By Lauren Stauber, Certified Clinical Herbalist

Valerian Valerian

(All Heal, Garden Valerian, Setwall, Great Wild Valerian)

Latin Name
Valeriana officinalis and other spp.


Parts Used
Root, dried and fresh; Leaf and Flower (less common)

Medicinal Properties
Valerian's medicinal uses trace back to ancient Greece and Rome. It is valued in Ayurveda, Chinese Medicine, Western Herbalism, and many folk traditions around the world. The pinkish white flowers have a pleasant aroma that has been used in perfumes. The fresh roots smell mild, but as they dry a stronger odor emerges that some find offensively reminiscent of dirty socks, while others don't mind it at all. One's response to this scent can sometimes reflect whether or not Valerian will be right for that person or situation.

Warming, spicy, slightly bitter, and very aromatic, Valerian is a complex herb with both relaxing and stimulating properties. It is famous as a sleep aid, but not suited for everyone. A person tending toward cold, contracted states might find Valerian deeply relaxing and restful. But someone with a hotter constitution might find it agitating and even stimulating. In this case, one might blend it with a cooling sedative herb like Hops or Skullcap. They might also adjust the dosage, form, or plant part used (Susan Weed finds the flower more relaxing than the root), however, sometimes Valerian just isn't the herb of choice.

Traditionally Valerian has been praised for a broad range of uses. Besides its benefits for insomnia, it has been observed to ease anxiety and fear, relieve rheumatic pains and headaches, relax uterine cramps, calm tremors, enhance digestion, expel gas, heal wounds and infections, soothe coughs, clear toxins, draw out splinters, reduce blood pressure, cleanse the eyes, and focus the mind. It was also used in Medieval Sweden to discourage the "envy of elves" during weddings. Cats are drawn to it in a similar way as to Catnip.

In Germany, Valerian is currently being explored for children with ADHD. Herbalist Matthew Wood talks about using 1 - 3 drops of tincture to improve mental focus. I'm taking two drops now. It tastes bitter and spicy on my tongue. I feel the warming aromatic oils dispersing a layer of tension, a softening in my throat and belly, and more space in my lungs and skull. My thinking is clearer, less cluttered. With just two drops, I feel more present, grounded, and open.

Cautions and Contraindications
When used appropriately, side effects are rare. There have been cases of nausea, dizziness, gastric discomfort and allergic reactions. Some herbalists believe Valerian shouldn't be used for more than a few weeks without a break.

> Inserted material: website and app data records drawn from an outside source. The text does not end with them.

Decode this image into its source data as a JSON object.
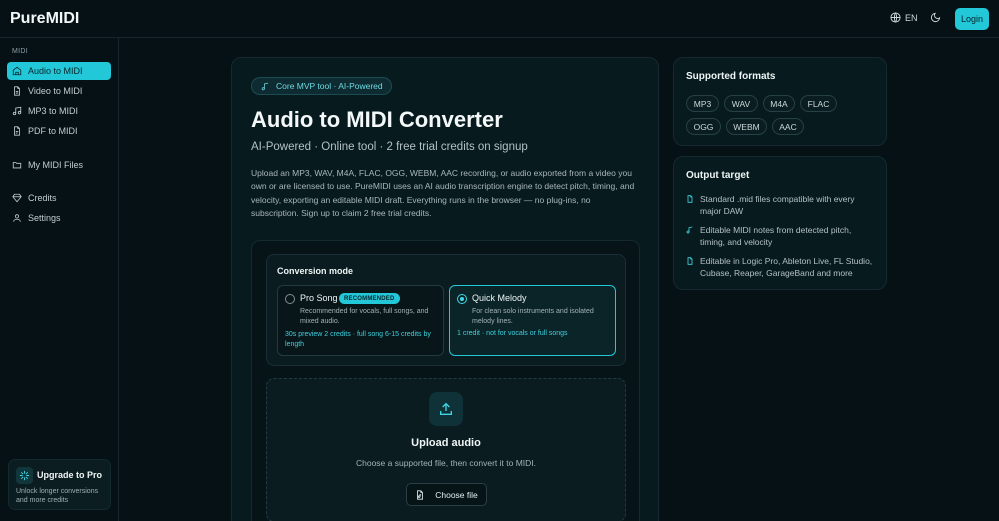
{
  "header": {
    "brand": "PureMIDI",
    "lang": "EN",
    "login_label": "Login"
  },
  "sidebar": {
    "section_label": "MIDI",
    "items": [
      {
        "label": "Audio to MIDI",
        "icon": "audio-file-icon",
        "active": true
      },
      {
        "label": "Video to MIDI",
        "icon": "video-file-icon"
      },
      {
        "label": "MP3 to MIDI",
        "icon": "music-note-icon"
      },
      {
        "label": "PDF to MIDI",
        "icon": "pdf-file-icon"
      },
      {
        "label": "My MIDI Files",
        "icon": "folder-icon"
      },
      {
        "label": "Credits",
        "icon": "gem-icon"
      },
      {
        "label": "Settings",
        "icon": "user-icon"
      }
    ],
    "upgrade": {
      "title": "Upgrade to Pro",
      "desc": "Unlock longer conversions and more credits"
    }
  },
  "main": {
    "tag": "Core MVP tool · AI-Powered",
    "title": "Audio to MIDI Converter",
    "subtitle": "AI-Powered · Online tool · 2 free trial credits on signup",
    "description": "Upload an MP3, WAV, M4A, FLAC, OGG, WEBM, AAC recording, or audio exported from a video you own or are licensed to use. PureMIDI uses an AI audio transcription engine to detect pitch, timing, and velocity, exporting an editable MIDI draft. Everything runs in the browser — no plug-ins, no subscription. Sign up to claim 2 free trial credits.",
    "mode": {
      "title": "Conversion mode",
      "options": [
        {
          "name": "Pro Song",
          "badge": "RECOMMENDED",
          "desc": "Recommended for vocals, full songs, and mixed audio.",
          "note": "30s preview 2 credits · full song 6-15 credits by length",
          "selected": false
        },
        {
          "name": "Quick Melody",
          "desc": "For clean solo instruments and isolated melody lines.",
          "note": "1 credit · not for vocals or full songs",
          "selected": true
        }
      ]
    },
    "upload": {
      "title": "Upload audio",
      "desc": "Choose a supported file, then convert it to MIDI.",
      "button": "Choose file"
    }
  },
  "formats": {
    "title": "Supported formats",
    "items": [
      "MP3",
      "WAV",
      "M4A",
      "FLAC",
      "OGG",
      "WEBM",
      "AAC"
    ]
  },
  "output": {
    "title": "Output target",
    "items": [
      "Standard .mid files compatible with every major DAW",
      "Editable MIDI notes from detected pitch, timing, and velocity",
      "Editable in Logic Pro, Ableton Live, FL Studio, Cubase, Reaper, GarageBand and more"
    ]
  },
  "colors": {
    "accent": "#22c7d8",
    "background": "#051115",
    "card": "#071a1e"
  }
}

Safety during pregnancy and lactation is not well researched.

Preparations and Recipes
Valerian can be used in many forms, including as a tea, tincture, flower essence, liniment, poultice, oil, salve, and bath. In tincture, the fresh plant is preferred. Cold or hot infusions are preferred over decoctions to preserve the volatile oils.

Simple Valerian Tea
1 tsp. Valerian Root per 1 cup hot water. Cover and steep 10-15 minutes. or Cold Infusion: 1 tsp per 1 cup cold water. Let sit 1 - 8 hours.

A Pleasant Tasting Valerian Blend
This can be used as a nighttime sedative tea or a daytime tea to calm the nerves and support digestion (take small sips throughout the day).
  • Lemon Balm 2 parts
  • Valerian 1 part
  • Rose Petals 1/2 part
  • Anise Seed (bruised) 1/4 part
1 Tbsp. tea blend per 1 cup hot water. Cover and steep 10 - 15 minutes.

Medicinal Plants in Folk Tradition by David E. Allen & Gabrielle Hatfield
The Earthwise Herbal (Old World Plants) by Matthew Wood
Culpeper's Complete Herbal & English Physician by Nicholas Culpeper
The Physiomedical Dispensatory by William Cook, M.D., 1869 — Susun Weed